Third but something that rapidly became foremost: hello, where was Sam? He remembered Sam getting out of the water and nothing else.
He took inventory and realized he was hooked up to a pulse monitor and an IV and nothing else. That was good, that meant it wasn't all that bad, and thank God no catheter, because no need to go into how bad that was. His ribs had been set and from what he could tell without pulling all the bandaging off, someone had been in there repairing the lung.
The sitting up thing didn't work at first, so he laid there and thought about escape. He was in a double room and the other bed was empty. His clothes were probably in the floor-to-ceiling cupboard in the corner. He would suck it up, pull the damn IV out, get dressed and find Sam. They had to get back onto whatever was going on and keep Sam from turning into a boo-boo.
He'd count to three.
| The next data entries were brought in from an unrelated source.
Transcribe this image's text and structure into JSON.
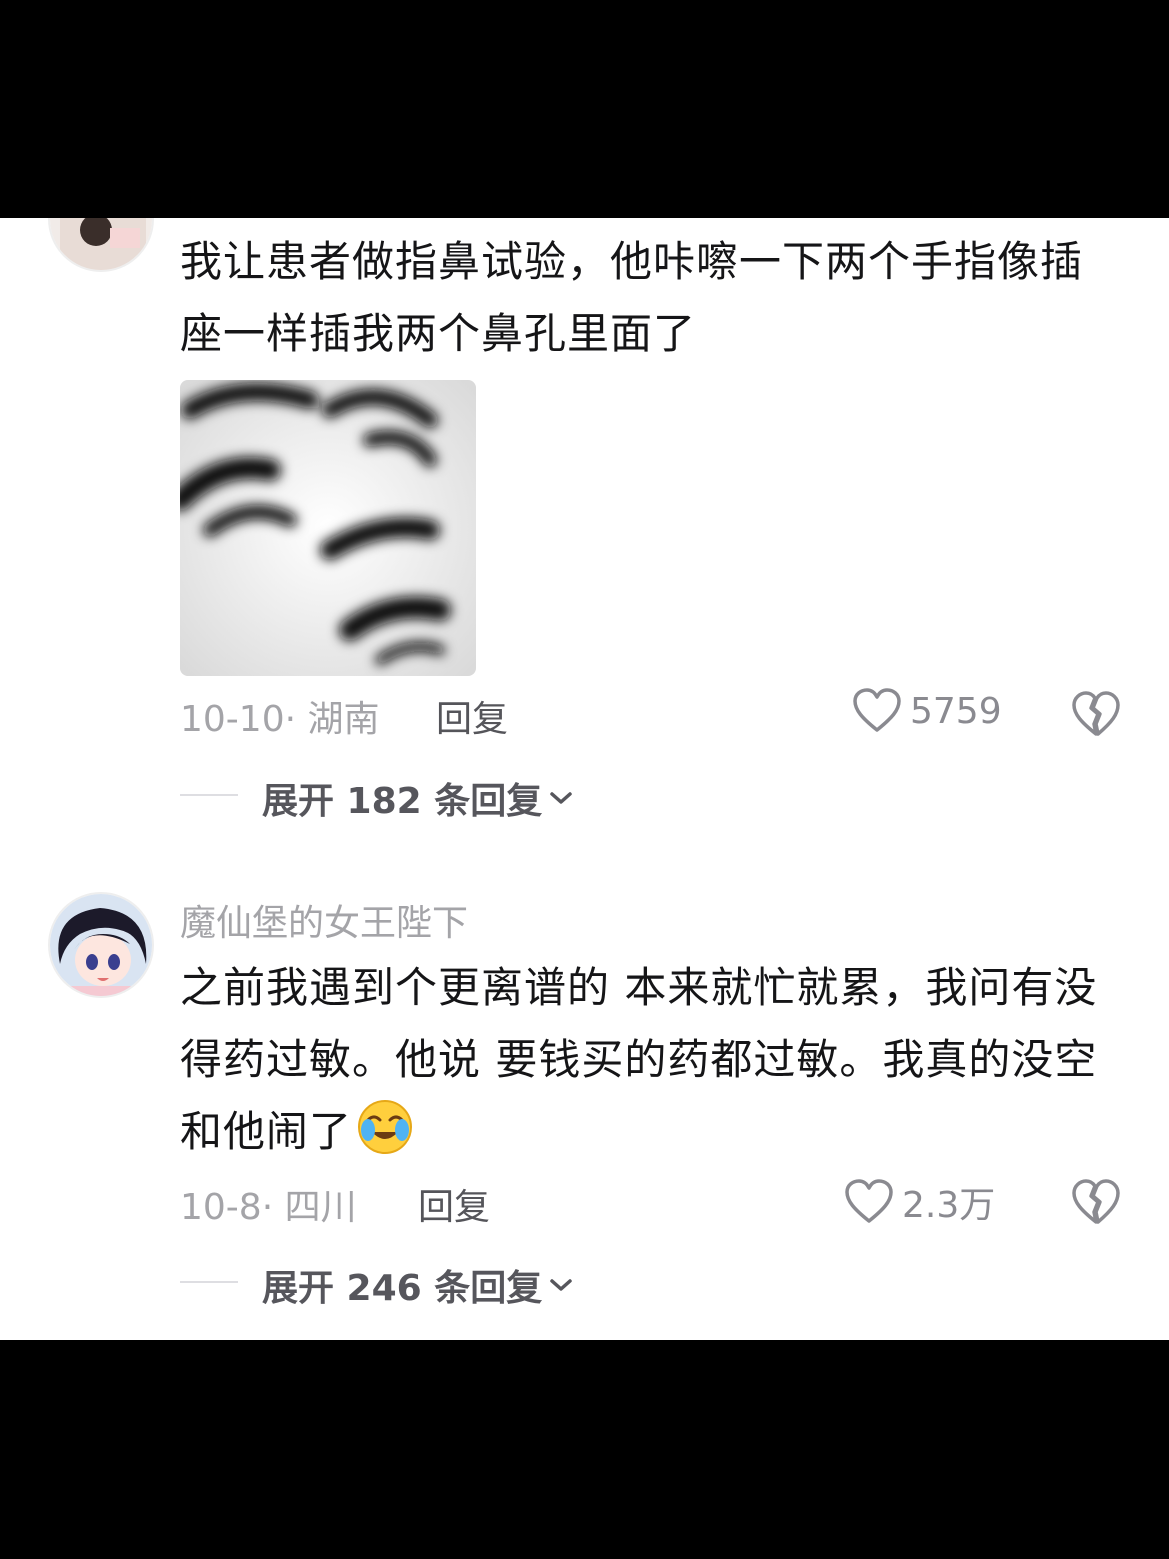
{
  "comments": [
    {
      "username": "",
      "text": "我让患者做指鼻试验，他咔嚓一下两个手指像插座一样插我两个鼻孔里面了",
      "date_location": "10-10· 湖南",
      "reply_label": "回复",
      "likes": "5759",
      "expand_label": "展开 182 条回复"
    },
    {
      "username": "魔仙堡的女王陛下",
      "text": "之前我遇到个更离谱的 本来就忙就累，我问有没得药过敏。他说 要钱买的药都过敏。我真的没空和他闹了",
      "date_location": "10-8· 四川",
      "reply_label": "回复",
      "likes": "2.3万",
      "expand_label": "展开 246 条回复"
    }
  ],
  "icons": {
    "like": "heart-outline-icon",
    "dislike": "broken-heart-icon",
    "expand": "chevron-down-icon",
    "emoji": "crying-laughing-emoji-icon"
  },
  "colors": {
    "text": "#151517",
    "meta": "#a4a4a8",
    "icon": "#8a8a90"
  }
}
It wasn't that bad. He'd had worse. One. Two.
"Knock it off," Sam said from the doorway.
Dean relaxed and glared as Sam came in, pulled up a chair and straddled it backwards. "What the - "
Sam shut him up by raising a hand, palm outwards, fingers spread. Perfectly normal. His fingers and nails no longer looked like anything but his own. He didn't smile or comment.
"Then why the hell is your hair still white at the roots," Dean said, "...if we broke whatever it was?"
"Because you scared me pretty goddamn bad by trying to die on me," Sam said. He still wasn't smiling. "It'll grow out. Or I'll dye it. Whatever that was all about, it was mostly the light. I don't know what the last keeper did - and right now I don't really care - but it was something between him and the light and the water."
Dean rested his head back on his pillow and stared. "And you," he said.
Sam knew what he was asking for. Dean wanted to know why Sam had gone into the water, wanted to know what had happened to him in the water. The truth was, Sam didn't remember and didn't want to. It just didn't matter. "Not anymore," he said. "You're gonna be here at least another day, so quit trying to figure out how to make a break for it. They had to remove part of one rib."
"I'm missing a rib," Dean said. "Great. Don't fashion models have that done on purpose so they can have a longer waist?"
"You get that from watching Oprah?" Sam said.
Dean ignored him. "Did you ask for it? I wanna keep it."
Sam blinked. How the hell did he not see that coming? "They don't let you keep body parts, Dean, even if they're your own."
"Hang it from the rearview," Dean said, staring at the ceiling. "Dude, imagine."
"No thanks," Sam said.
They were both quiet for a long moment. Then Dean said, "What did you tell them?"
The ER staff. "I said you were hitchhiking too close to the road and I hit you," Sam said.
Dean wanted to laugh but that was just not going to work, pain-wise. Plus, he'd already made Sam think he was funny at least once that week. "I wanna press charges."
"Shut up," Sam said. "I'm covering your bill out of guilt and the goodness of my heart."
"Aw," Dean said. "Did you offer to give me a replacement rib, too?"
"I asked them to check your jaw because I was pretty sure it was broken and needed to be wired shut," Sam said. "I'm a man of simple wishes."
Dean shook his head a little. "At least it wasn't a Wendigo. I hate those damn things."
Two days later Sam mandated that Dean wasn't allowed to drive or decide where they were going, and he wasn't going to do more than sit around and stay doped up. Sam found a half decent place in Elgin to hole up for a week. Dean demanded tabloids and Pop Tarts. Sam brought him both, and shared. 'Bat Boy' was still apparently giving advice to world leaders and Jesus had been seen in Idaho again.
So obviously, all was right with the world.